=== What is required ===
For the entries that follow, produce an exact copy with no pictures in it.

[Element data from apps and pages]
- - -
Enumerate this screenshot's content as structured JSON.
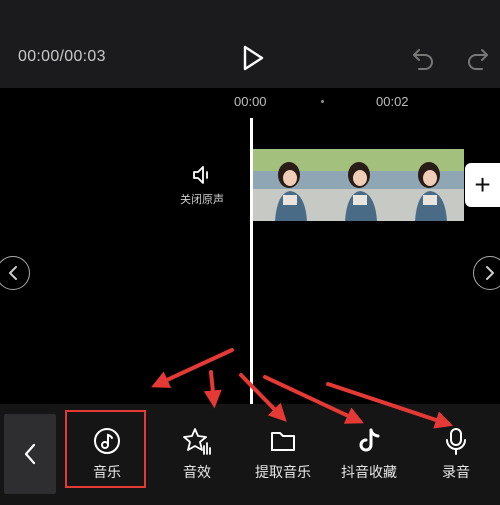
{
  "player": {
    "timecode": "00:00/00:03"
  },
  "ruler": {
    "label_0": "00:00",
    "label_1": "00:02"
  },
  "track": {
    "mute_label": "关闭原声",
    "add_label": "+"
  },
  "toolbar": {
    "items": [
      {
        "label": "音乐",
        "icon": "music-icon"
      },
      {
        "label": "音效",
        "icon": "sound-effect-icon"
      },
      {
        "label": "提取音乐",
        "icon": "folder-icon"
      },
      {
        "label": "抖音收藏",
        "icon": "tiktok-icon"
      },
      {
        "label": "录音",
        "icon": "microphone-icon"
      }
    ],
    "selected_index": 0
  },
  "colors": {
    "highlight": "#e53935",
    "annotation_arrow": "#e53935",
    "toolbar_bg": "#151515",
    "topbar_bg": "#1b1b1d"
  }
}
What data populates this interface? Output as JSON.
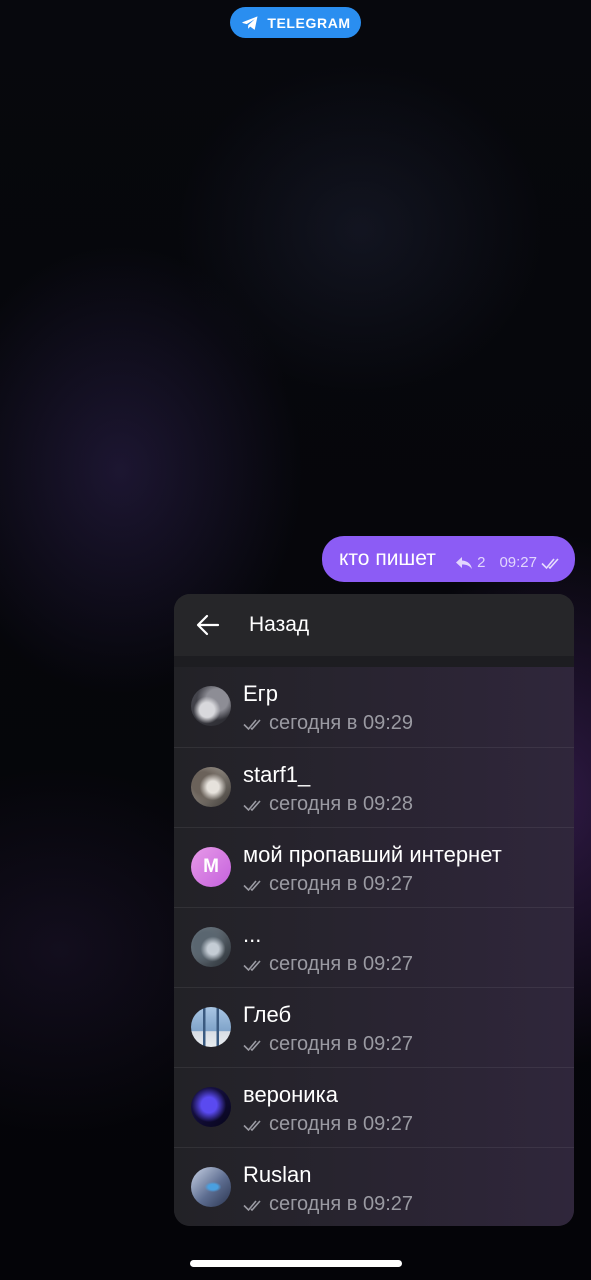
{
  "top_badge": {
    "label": "TELEGRAM",
    "icon": "telegram-plane-icon",
    "color": "#2a8ef0"
  },
  "message": {
    "text": "кто пишет",
    "reply_count": "2",
    "time": "09:27",
    "status_icon": "double-check-icon",
    "bubble_color": "#8c5cf5"
  },
  "panel": {
    "back_label": "Назад",
    "readers": [
      {
        "name": "Егр",
        "status": "сегодня в 09:29",
        "avatar": "photo"
      },
      {
        "name": "starf1_",
        "status": "сегодня в 09:28",
        "avatar": "photo"
      },
      {
        "name": "мой пропавший интернет",
        "status": "сегодня в 09:27",
        "avatar_letter": "M"
      },
      {
        "name": "...",
        "status": "сегодня в 09:27",
        "avatar": "photo"
      },
      {
        "name": "Глеб",
        "status": "сегодня в 09:27",
        "avatar": "photo"
      },
      {
        "name": "вероника",
        "status": "сегодня в 09:27",
        "avatar": "photo"
      },
      {
        "name": "Ruslan",
        "status": "сегодня в 09:27",
        "avatar": "photo"
      }
    ]
  }
}
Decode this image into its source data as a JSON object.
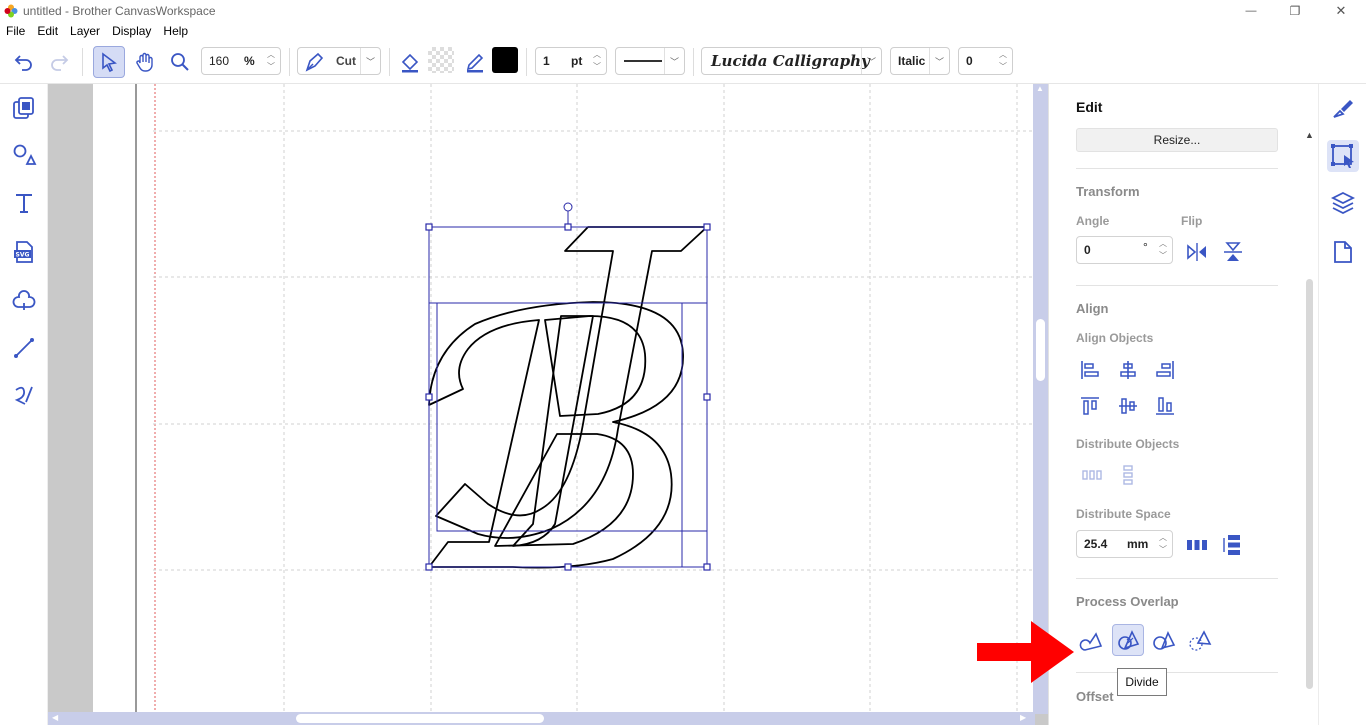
{
  "window": {
    "title": "untitled - Brother CanvasWorkspace",
    "minimize_glyph": "—",
    "restore_glyph": "❐",
    "close_glyph": "✕"
  },
  "menu": [
    "File",
    "Edit",
    "Layer",
    "Display",
    "Help"
  ],
  "toolbar": {
    "zoom_value": "160",
    "zoom_unit": "%",
    "mode_label": "Cut",
    "line_width_value": "1",
    "line_width_unit": "pt",
    "font_name": "Lucida Calligraphy",
    "font_style": "Italic",
    "char_spacing_value": "0",
    "accent_color": "#3a56c4",
    "fill_color": "#000000"
  },
  "left_tools": [
    {
      "icon": "pattern-library-icon"
    },
    {
      "icon": "shapes-icon"
    },
    {
      "icon": "text-icon"
    },
    {
      "icon": "svg-import-icon"
    },
    {
      "icon": "trace-icon"
    },
    {
      "icon": "line-tool-icon"
    },
    {
      "icon": "freehand-icon"
    }
  ],
  "right_panel": {
    "title": "Edit",
    "resize_button": "Resize...",
    "transform": {
      "title": "Transform",
      "angle_label": "Angle",
      "angle_value": "0",
      "angle_unit": "°",
      "flip_label": "Flip"
    },
    "align": {
      "title": "Align",
      "align_objects_label": "Align Objects",
      "distribute_objects_label": "Distribute Objects",
      "distribute_space_label": "Distribute Space",
      "distribute_space_value": "25.4",
      "distribute_space_unit": "mm"
    },
    "process_overlap": {
      "title": "Process Overlap"
    },
    "offset_title": "Offset"
  },
  "tooltip": "Divide",
  "arrow_color": "#ff0000"
}
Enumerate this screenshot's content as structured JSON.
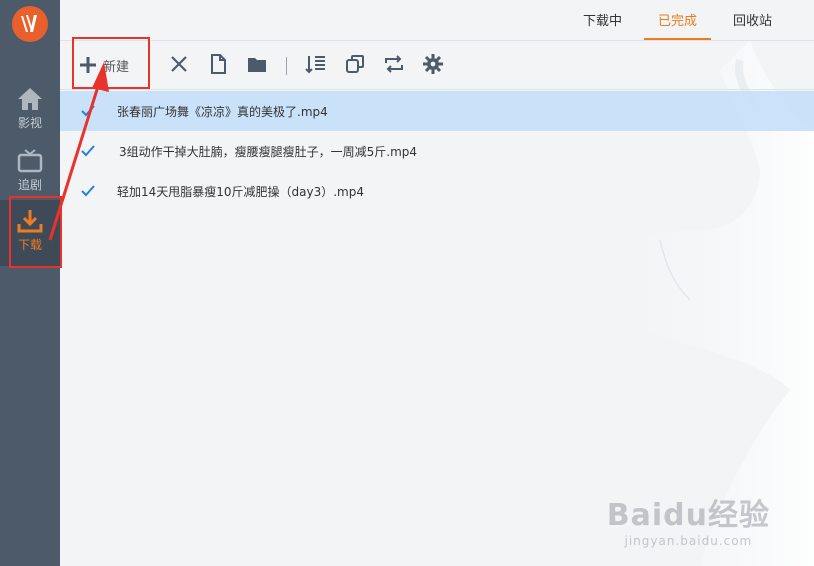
{
  "sidebar": {
    "items": [
      {
        "label": "影视",
        "icon": "home-icon"
      },
      {
        "label": "追剧",
        "icon": "tv-icon"
      },
      {
        "label": "下载",
        "icon": "download-icon"
      }
    ],
    "active_color": "#f07c20"
  },
  "tabs": [
    {
      "label": "下载中"
    },
    {
      "label": "已完成"
    },
    {
      "label": "回收站"
    }
  ],
  "active_tab": "已完成",
  "toolbar": {
    "new_label": "新建",
    "icons": [
      "plus-icon",
      "close-icon",
      "file-icon",
      "folder-icon",
      "sort-icon",
      "copy-icon",
      "repeat-icon",
      "gear-icon"
    ]
  },
  "downloads": [
    {
      "name": "张春丽广场舞《凉凉》真的美极了.mp4"
    },
    {
      "name": "3组动作干掉大肚腩，瘦腰瘦腿瘦肚子，一周减5斤.mp4"
    },
    {
      "name": "轻加14天甩脂暴瘦10斤减肥操（day3）.mp4"
    }
  ],
  "watermark": {
    "main": "Baidu经验",
    "sub": "jingyan.baidu.com"
  },
  "colors": {
    "accent": "#ef7a1e",
    "sidebar": "#4d5a6a",
    "selected_row": "#c6e0fa",
    "check": "#2a7fd4",
    "annotation": "#e8332c"
  }
}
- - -
=== Your response ===
Enumerate this screenshot's content as structured JSON.
{
  "player": {
    "timecode": "00:00/00:03"
  },
  "ruler": {
    "label_0": "00:00",
    "label_1": "00:02"
  },
  "track": {
    "mute_label": "关闭原声",
    "add_label": "+"
  },
  "toolbar": {
    "items": [
      {
        "label": "音乐",
        "icon": "music-icon"
      },
      {
        "label": "音效",
        "icon": "sound-effect-icon"
      },
      {
        "label": "提取音乐",
        "icon": "folder-icon"
      },
      {
        "label": "抖音收藏",
        "icon": "tiktok-icon"
      },
      {
        "label": "录音",
        "icon": "microphone-icon"
      }
    ],
    "selected_index": 0
  },
  "colors": {
    "highlight": "#e53935",
    "annotation_arrow": "#e53935",
    "toolbar_bg": "#151515",
    "topbar_bg": "#1b1b1d"
  }
}
What data populates this interface? Output as JSON.
{
  "top_badge": {
    "label": "TELEGRAM",
    "icon": "telegram-plane-icon",
    "color": "#2a8ef0"
  },
  "message": {
    "text": "кто пишет",
    "reply_count": "2",
    "time": "09:27",
    "status_icon": "double-check-icon",
    "bubble_color": "#8c5cf5"
  },
  "panel": {
    "back_label": "Назад",
    "readers": [
      {
        "name": "Егр",
        "status": "сегодня в 09:29",
        "avatar": "photo"
      },
      {
        "name": "starf1_",
        "status": "сегодня в 09:28",
        "avatar": "photo"
      },
      {
        "name": "мой пропавший интернет",
        "status": "сегодня в 09:27",
        "avatar_letter": "M"
      },
      {
        "name": "...",
        "status": "сегодня в 09:27",
        "avatar": "photo"
      },
      {
        "name": "Глеб",
        "status": "сегодня в 09:27",
        "avatar": "photo"
      },
      {
        "name": "вероника",
        "status": "сегодня в 09:27",
        "avatar": "photo"
      },
      {
        "name": "Ruslan",
        "status": "сегодня в 09:27",
        "avatar": "photo"
      }
    ]
  }
}
Decode this image into its source data as a JSON object.
{
  "window": {
    "title": "untitled - Brother CanvasWorkspace",
    "minimize_glyph": "—",
    "restore_glyph": "❐",
    "close_glyph": "✕"
  },
  "menu": [
    "File",
    "Edit",
    "Layer",
    "Display",
    "Help"
  ],
  "toolbar": {
    "zoom_value": "160",
    "zoom_unit": "%",
    "mode_label": "Cut",
    "line_width_value": "1",
    "line_width_unit": "pt",
    "font_name": "Lucida Calligraphy",
    "font_style": "Italic",
    "char_spacing_value": "0",
    "accent_color": "#3a56c4",
    "fill_color": "#000000"
  },
  "left_tools": [
    {
      "icon": "pattern-library-icon"
    },
    {
      "icon": "shapes-icon"
    },
    {
      "icon": "text-icon"
    },
    {
      "icon": "svg-import-icon"
    },
    {
      "icon": "trace-icon"
    },
    {
      "icon": "line-tool-icon"
    },
    {
      "icon": "freehand-icon"
    }
  ],
  "right_panel": {
    "title": "Edit",
    "resize_button": "Resize...",
    "transform": {
      "title": "Transform",
      "angle_label": "Angle",
      "angle_value": "0",
      "angle_unit": "°",
      "flip_label": "Flip"
    },
    "align": {
      "title": "Align",
      "align_objects_label": "Align Objects",
      "distribute_objects_label": "Distribute Objects",
      "distribute_space_label": "Distribute Space",
      "distribute_space_value": "25.4",
      "distribute_space_unit": "mm"
    },
    "process_overlap": {
      "title": "Process Overlap"
    },
    "offset_title": "Offset"
  },
  "tooltip": "Divide",
  "arrow_color": "#ff0000"
}
Enumerate this screenshot's content as structured JSON.
{
  "sidebar": {
    "items": [
      {
        "label": "影视",
        "icon": "home-icon"
      },
      {
        "label": "追剧",
        "icon": "tv-icon"
      },
      {
        "label": "下载",
        "icon": "download-icon"
      }
    ],
    "active_color": "#f07c20"
  },
  "tabs": [
    {
      "label": "下载中"
    },
    {
      "label": "已完成"
    },
    {
      "label": "回收站"
    }
  ],
  "active_tab": "已完成",
  "toolbar": {
    "new_label": "新建",
    "icons": [
      "plus-icon",
      "close-icon",
      "file-icon",
      "folder-icon",
      "sort-icon",
      "copy-icon",
      "repeat-icon",
      "gear-icon"
    ]
  },
  "downloads": [
    {
      "name": "张春丽广场舞《凉凉》真的美极了.mp4"
    },
    {
      "name": "3组动作干掉大肚腩，瘦腰瘦腿瘦肚子，一周减5斤.mp4"
    },
    {
      "name": "轻加14天甩脂暴瘦10斤减肥操（day3）.mp4"
    }
  ],
  "watermark": {
    "main": "Baidu经验",
    "sub": "jingyan.baidu.com"
  },
  "colors": {
    "accent": "#ef7a1e",
    "sidebar": "#4d5a6a",
    "selected_row": "#c6e0fa",
    "check": "#2a7fd4",
    "annotation": "#e8332c"
  }
}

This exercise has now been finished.